Are you earnestly striving after it? So you say you are going on to perfection and you believe it can happen here and now, so what are you doing about it? Grace invites us to respond. This is where the rubber meets the road. Its one thing to look up on Google Maps how many miles Dallas is from Nashville but it’s quite a different thing to jump in your car actually make the drive to Dallas. So what are you doing to move in the direction of Christian perfection?
The are a number of opportunities to help you move in that direction, no matter if you are still exploring the faith, just getting started, or seeking to take the next step to deepen your faith. Throughout the history of the church there have been certain practices that lead us towards perfect love such as studying scripture, prayer, community, service, and worship. If you are just starting out maybe its just join us again next week for worship or becoming a part of one of our affinity groups. If you are seeking to take a deeper step, I invite you to be apart of one of the upcoming Covenant bible studies groups or be a mentor to the young people of our congregation through our youth and children ministries. As we gather around this table today, may the spirit work within all of us, no matter where we are on the journey, knowing that God’s grace leads us home.
1 Unlearning the pattern of sin is a term borrowed from L. Gregory Jones in Embodying Forgiveness: A Theological Analysis.
2 Book of Discipline 2012, ¶336.

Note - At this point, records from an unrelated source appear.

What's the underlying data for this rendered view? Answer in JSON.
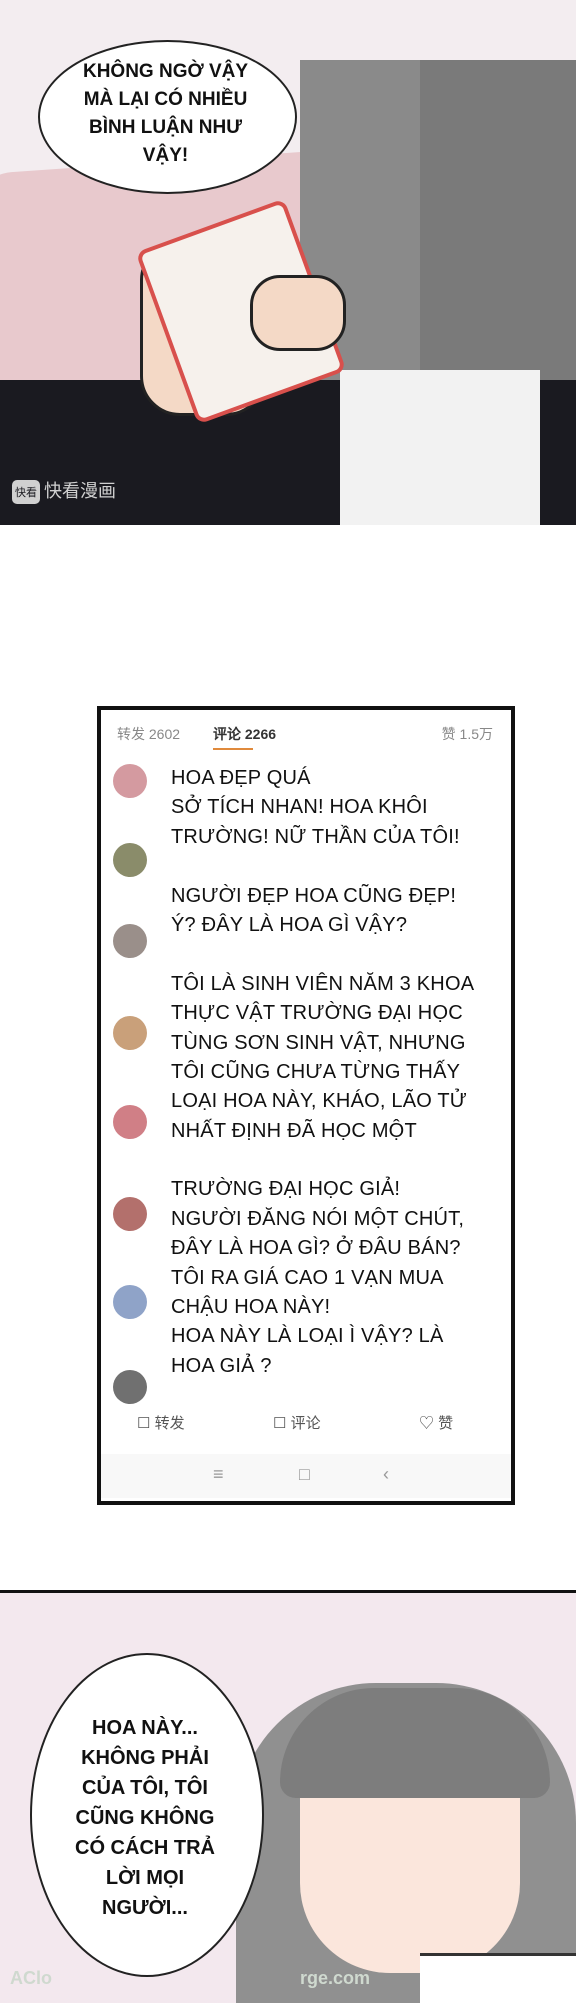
{
  "panel1": {
    "speech_lines": [
      "KHÔNG NGỜ VẬY",
      "MÀ LẠI CÓ NHIỀU",
      "BÌNH LUẬN NHƯ",
      "VẬY!"
    ],
    "watermark_logo": "快看",
    "watermark_text": "快看漫画"
  },
  "screenshot": {
    "stat_forward": "转发 2602",
    "stat_comments": "评论 2266",
    "stat_likes": "赞 1.5万",
    "lines": [
      "HOA ĐẸP QUÁ",
      "SỞ TÍCH NHAN! HOA KHÔI",
      "TRƯỜNG! NỮ THẦN CỦA TÔI!",
      "",
      "NGƯỜI ĐẸP HOA CŨNG ĐẸP!",
      "Ý? ĐÂY LÀ HOA GÌ VẬY?",
      "",
      "TÔI LÀ SINH VIÊN NĂM 3 KHOA",
      "THỰC VẬT TRƯỜNG ĐẠI HỌC",
      "TÙNG SƠN SINH VẬT, NHƯNG",
      "TÔI CŨNG CHƯA TỪNG THẤY",
      "LOẠI HOA NÀY, KHÁO, LÃO TỬ",
      "NHẤT ĐỊNH ĐÃ HỌC MỘT",
      "",
      "TRƯỜNG ĐẠI HỌC GIẢ!",
      "NGƯỜI ĐĂNG NÓI MỘT CHÚT,",
      "ĐÂY LÀ HOA GÌ? Ở ĐÂU BÁN?",
      "TÔI RA GIÁ CAO 1 VẠN MUA",
      "CHẬU HOA NÀY!",
      "HOA NÀY LÀ LOẠI Ì VẬY? LÀ",
      "HOA GIẢ ?"
    ],
    "action_forward": "☐ 转发",
    "action_comment": "☐ 评论",
    "action_like": "♡ 赞",
    "nav_menu": "≡",
    "nav_home": "□",
    "nav_back": "‹"
  },
  "panel3": {
    "speech_lines": [
      "HOA NÀY...",
      "KHÔNG PHẢI",
      "CỦA TÔI, TÔI",
      "CŨNG KHÔNG",
      "CÓ CÁCH TRẢ",
      "LỜI MỌI",
      "NGƯỜI..."
    ],
    "watermark_left": "AClo",
    "watermark_right": "rge.com"
  },
  "colors": {
    "avatar_colors": [
      "#d49aa0",
      "#8a8c6a",
      "#9a8f8a",
      "#c9a07a",
      "#d07f86",
      "#b3706c",
      "#8fa3c8",
      "#707070"
    ]
  }
}
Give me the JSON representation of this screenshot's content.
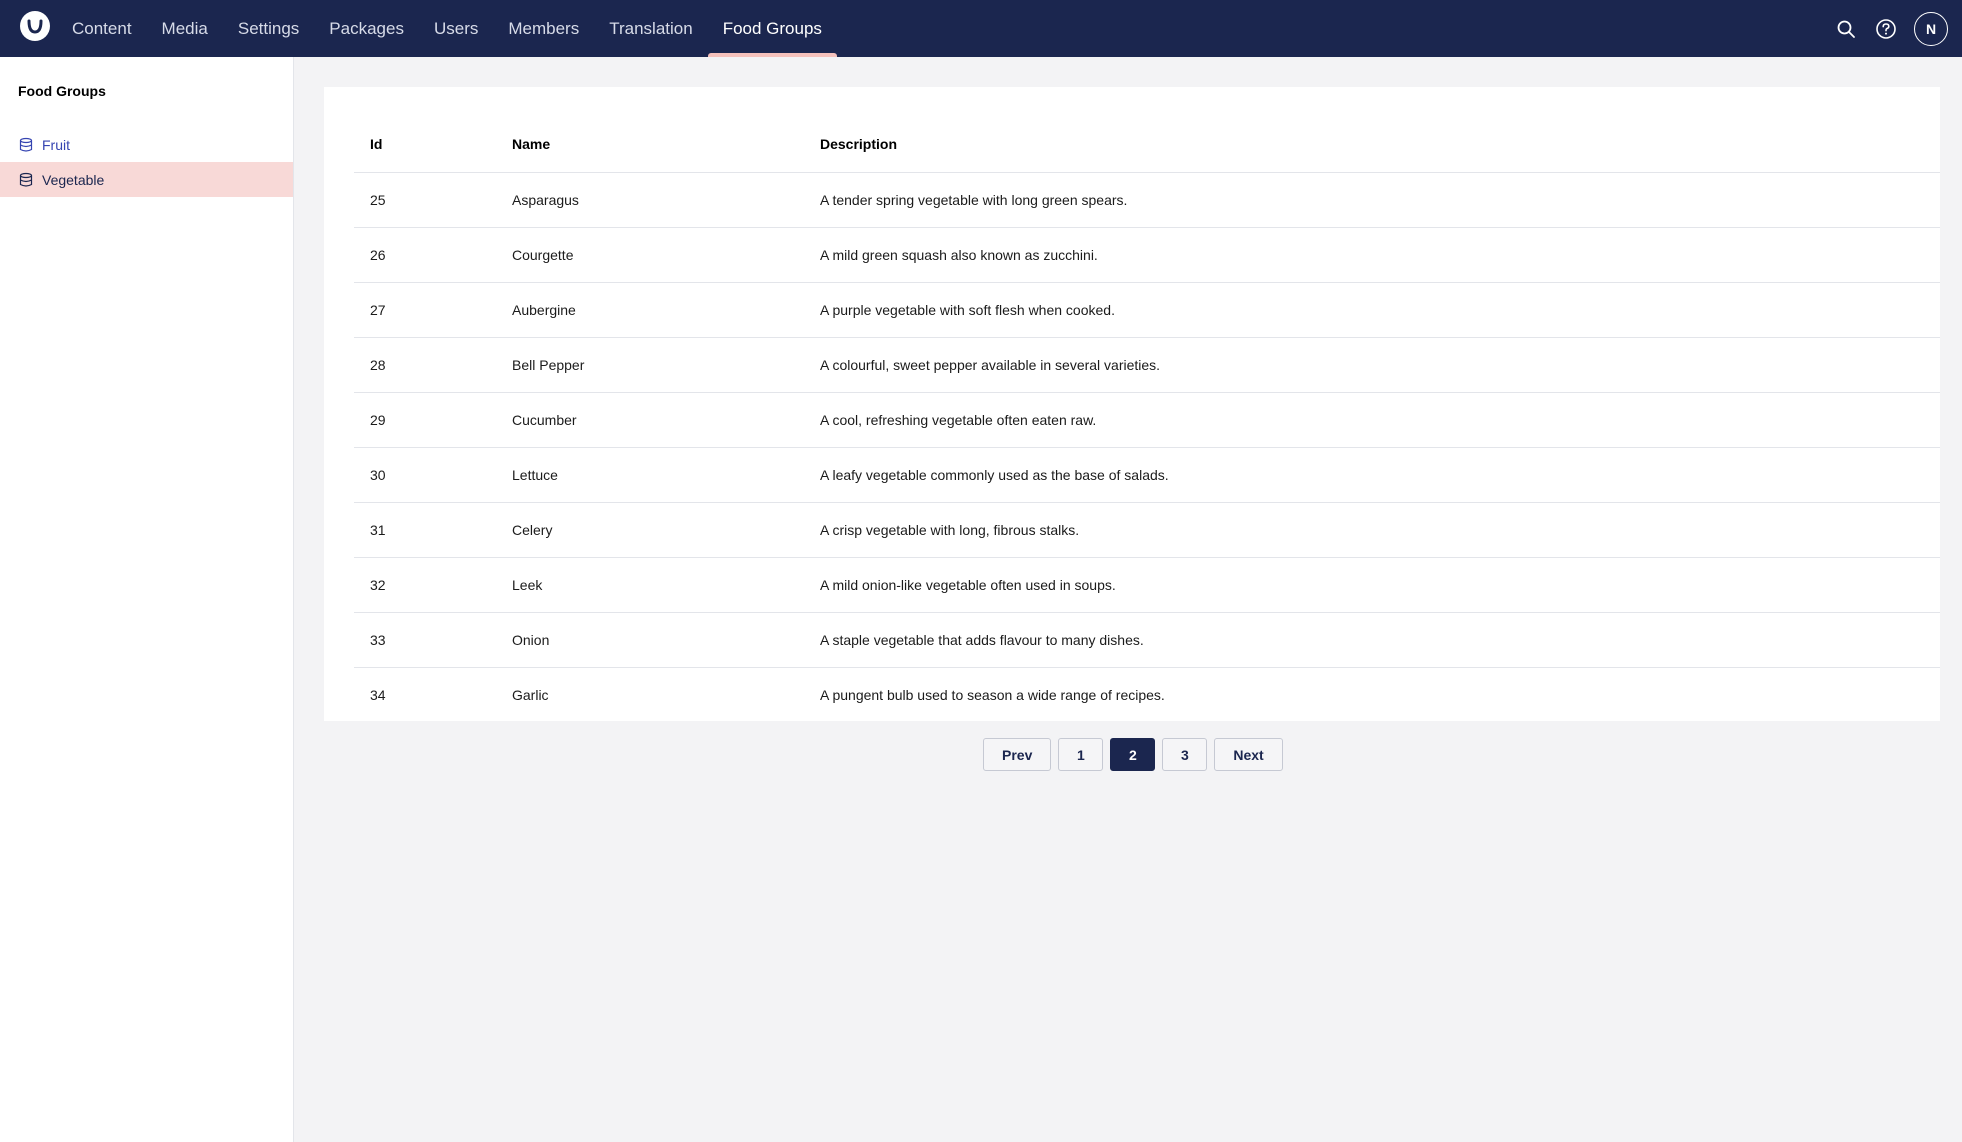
{
  "header": {
    "nav": [
      {
        "label": "Content",
        "active": false
      },
      {
        "label": "Media",
        "active": false
      },
      {
        "label": "Settings",
        "active": false
      },
      {
        "label": "Packages",
        "active": false
      },
      {
        "label": "Users",
        "active": false
      },
      {
        "label": "Members",
        "active": false
      },
      {
        "label": "Translation",
        "active": false
      },
      {
        "label": "Food Groups",
        "active": true
      }
    ],
    "avatar_initial": "N",
    "colors": {
      "bar": "#1b264f",
      "active_indicator": "#f5c1bc"
    }
  },
  "sidebar": {
    "title": "Food Groups",
    "items": [
      {
        "label": "Fruit",
        "icon": "database-icon",
        "selected": false
      },
      {
        "label": "Vegetable",
        "icon": "database-icon",
        "selected": true
      }
    ]
  },
  "table": {
    "columns": [
      "Id",
      "Name",
      "Description"
    ],
    "rows": [
      {
        "id": "25",
        "name": "Asparagus",
        "description": "A tender spring vegetable with long green spears."
      },
      {
        "id": "26",
        "name": "Courgette",
        "description": "A mild green squash also known as zucchini."
      },
      {
        "id": "27",
        "name": "Aubergine",
        "description": "A purple vegetable with soft flesh when cooked."
      },
      {
        "id": "28",
        "name": "Bell Pepper",
        "description": "A colourful, sweet pepper available in several varieties."
      },
      {
        "id": "29",
        "name": "Cucumber",
        "description": "A cool, refreshing vegetable often eaten raw."
      },
      {
        "id": "30",
        "name": "Lettuce",
        "description": "A leafy vegetable commonly used as the base of salads."
      },
      {
        "id": "31",
        "name": "Celery",
        "description": "A crisp vegetable with long, fibrous stalks."
      },
      {
        "id": "32",
        "name": "Leek",
        "description": "A mild onion-like vegetable often used in soups."
      },
      {
        "id": "33",
        "name": "Onion",
        "description": "A staple vegetable that adds flavour to many dishes."
      },
      {
        "id": "34",
        "name": "Garlic",
        "description": "A pungent bulb used to season a wide range of recipes."
      }
    ]
  },
  "pagination": {
    "prev_label": "Prev",
    "next_label": "Next",
    "pages": [
      "1",
      "2",
      "3"
    ],
    "current": "2"
  }
}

3 Steve Manskar, “What’s Christian Perfection got to do with Leadership?” http://wesleyanleadership.com/2010/03/15/whats-christian-perfection-got-to-do-with-leadership/